AUSTRALIAN RADIO PRESENTER
John Laws’ radio show was syndicated throughout Australia for many years and was consistently one of the most popular and influential programs in the Australian media. Laws is also a familiar voice for generations of Australians through his large and varied body of work as a voice-over artist for commercials, and as a celebrity endorser of commercial products, notably Valvoline motor oil, with his popular catchphrase “Valvoline, you know what I mean” and Oral-Btoothbrushes (the slogan “Oral-B, the toothbrush more dentists use.”)

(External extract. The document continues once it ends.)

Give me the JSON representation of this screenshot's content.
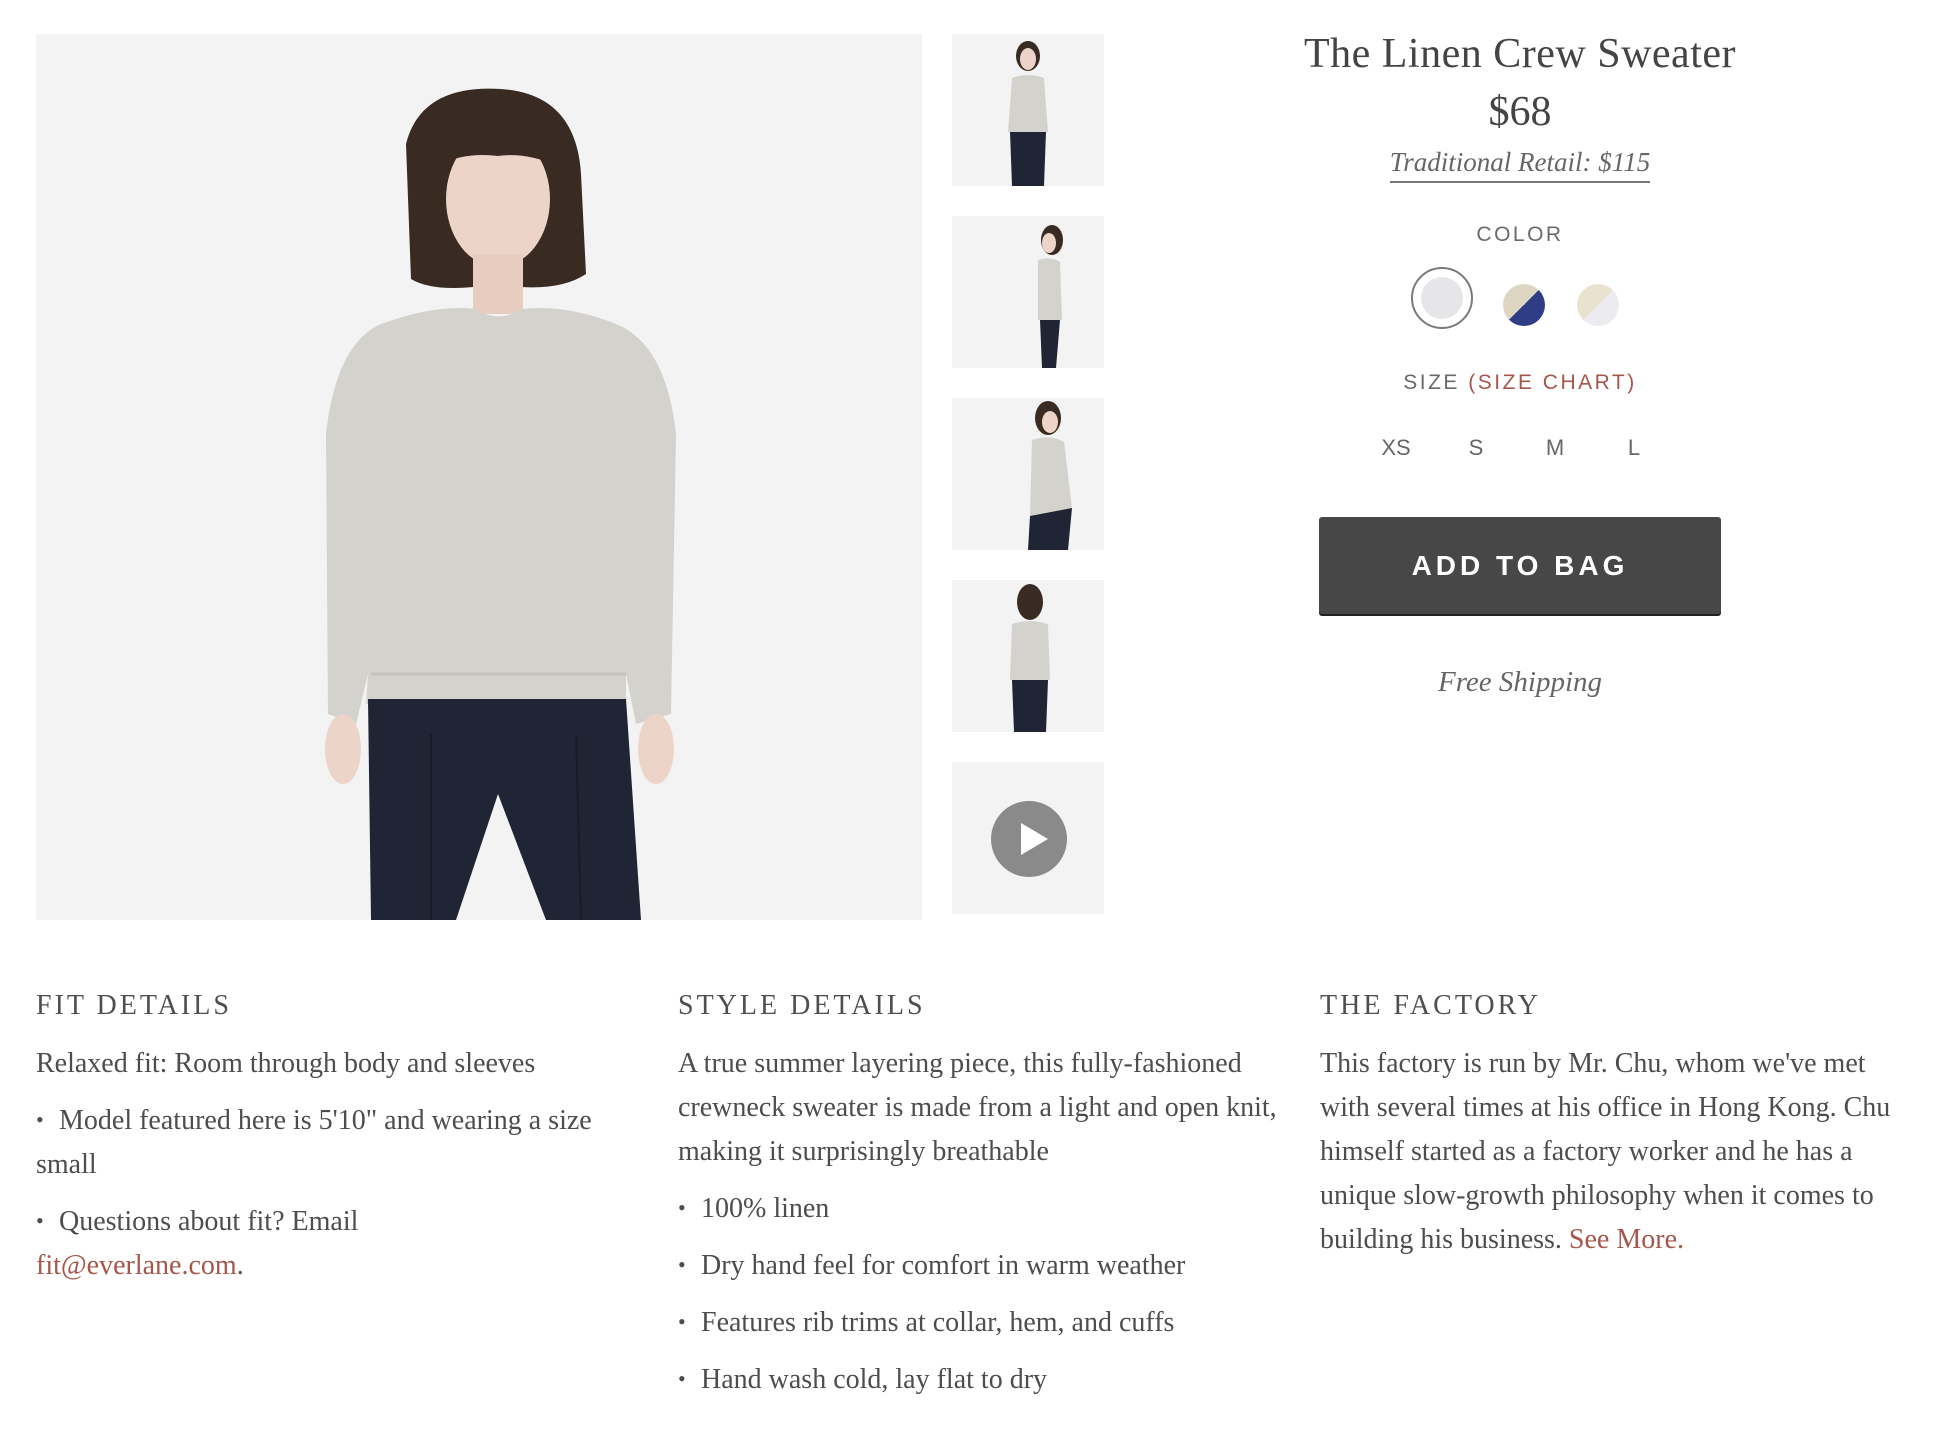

John Laws was on Australian talk radio longer than any other broadcaster and as a result of his popularity, for many years he has been cited as Australia’s highest-paid radio personality. Although he commented regularly on topical news, Laws did not consider himself a journalist, saying he considered himself foremost to be an entertainer and salesman. Laws had become one of the most influential media personalities in Australia over the last three decades, and one of the few commercial radio personalities whose interviews with state and federal political leaders are considered to have a significant influence of the course of politics in New South Wales especially, and Australia in general.
Born in Wau, Papua New Guinea, Laws contracted polio twice – once as a child, and again as a young man.

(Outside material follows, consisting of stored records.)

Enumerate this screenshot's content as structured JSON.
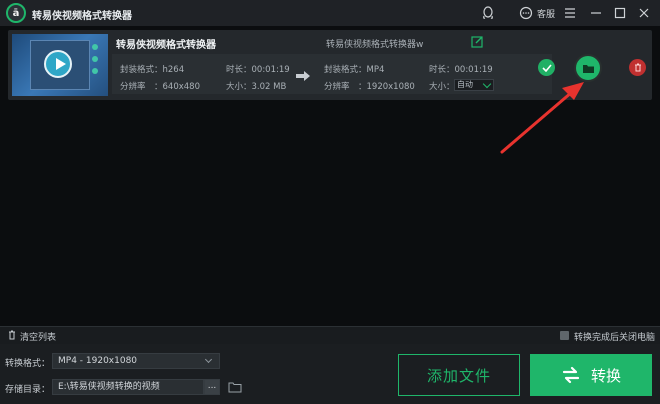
{
  "app": {
    "title": "转易侠视频格式转换器",
    "support_label": "客服"
  },
  "file": {
    "source_name": "转易侠视频格式转换器",
    "output_name": "转易侠视频格式转换器w",
    "source": {
      "codec_label": "封装格式：h264",
      "resolution_label": "分辨率　：640x480",
      "duration_label": "时长：00:01:19",
      "size_label": "大小：3.02 MB"
    },
    "output": {
      "codec_label": "封装格式：MP4",
      "resolution_label": "分辨率　：1920x1080",
      "duration_label": "时长：00:01:19",
      "size_label": "大小：",
      "size_value": "自动"
    }
  },
  "footer": {
    "clear_label": "清空列表",
    "shutdown_label": "转换完成后关闭电脑",
    "format_label": "转换格式：",
    "format_value": "MP4 - 1920x1080",
    "dir_label": "存储目录：",
    "dir_value": "E:\\转易侠视频转换的视频",
    "browse_label": "...",
    "add_label": "添加文件",
    "convert_label": "转换"
  },
  "colors": {
    "accent": "#1fb66a",
    "danger": "#c03030",
    "annotation": "#e8332e"
  }
}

John Laws was educated at Mosman Preparatory School and Knox Grammar School in Sydney, Australia. He began his radio career in 1953 at 3BO in Bendigobefore working at several rural radio stations prior to joining 2UE in 1957, the first of four terms at that Sydney radio station, during which time Laws, (along with Bob Rogers, Tony Withersand and Stan Rofe) became prominent as one of the first Australian disc jockeys to play rock’n’roll music. Laws is said to have pioneered the practice (soon taken up by Rofe) of using contacts in the airline industry to supply him with the latest pop releases from overseas, a facility which gave him an edge at a time when many pop records were not released in Australia until weeks or even months after being issued overseas.
John Laws left 2UE two years later, and moved for a time to the Hunter Region, where he ran a farm. In 1962 he moved back to Sydney where he joined 2GB, remaining with the station for two years before he rejoined 2UE in 1964. His stint at 2UE continued until 1969, at which point Laws joined 2UW’s line-up and remained there for 10 years. He returned to 2UE in 1979, this time for another five years. He then moved to 2GB after a highly publicised bid for his services, but returned to the 2UE fold when the station was number eight in the ratings. The return of Laws was the primary cause of the station then being number one in Sydney for many years. Laws’ radio program was syndicated nationwide, with it especially popular in rural areas. Capital city stations taking Laws include 4BC in Brisbane, 2CC in Canberra, 101.7 HOFM in Hobart and Mix 1049 in Darwin.
1998 saw John Laws make the move to television, with John Laws – In One Lifetime on Network Ten and LAWS onFoxtel. While LAWS continued until 2000, John Laws – In One Lifetime was dropped after two episodes – although the remaining five episodes that were commissioned by Network 10 were aired later that year. (The Network 10 show was parodied for a title of the skit “John Laws: In One Bucket” on the Martin/Molloy’s 1998 comedy album Eat Your Peas).
However, his appeal began to wane. In 2002, station colleague and arch-rival Alan Jones moved from 2UE to 2GB, and soon took that station to the top talk position in Sydney.
John Laws also has recorded numerous albums (mostly of Australian country music), and has written several best selling books.
After 55 years on air, Laws announced on 25 June 2007 that he would retire at the end of the year. However, he was pre-empted by other media agencies, who broke the story at 9:00 am. Laws made the announcement at about 9:10 am, saying that he had planned to make the announcement at about 9:45 am.
Laws’ last broadcast was on 30 November 2007, one week after the federal election. He began as always, “Hello world, I’m John Laws” and signed off with his usual quote, ‘you…be kind to each other.’ He then left the 2UE building in Sydney in his distinctive Rolls Royce Phantom surrounded by hordes of cameramen.
In August 2009, John Laws revealed on Vega (now known as Smooth FM) that he missed radio and that he was interested in returning to the airwaves. This was followed five months later by an announcement by Laws’ manager, revealing that Laws had entered into negotiations with a number of radio stations, including2SM. Nevertheless, the suggestions that Laws would be returning from retirement in 2010 ended shortly thereafter, when 2UE management revealed that their contract with Laws precluded him from competing with their station until December 2010.
Return to radio
John Laws’ management confirmed in November 2010 that he would be returning to radio, following the expiry of the no-compete clause that prevented him from signing with a new network. He currently presents a morning programme on 2SM and the Super Radio Network.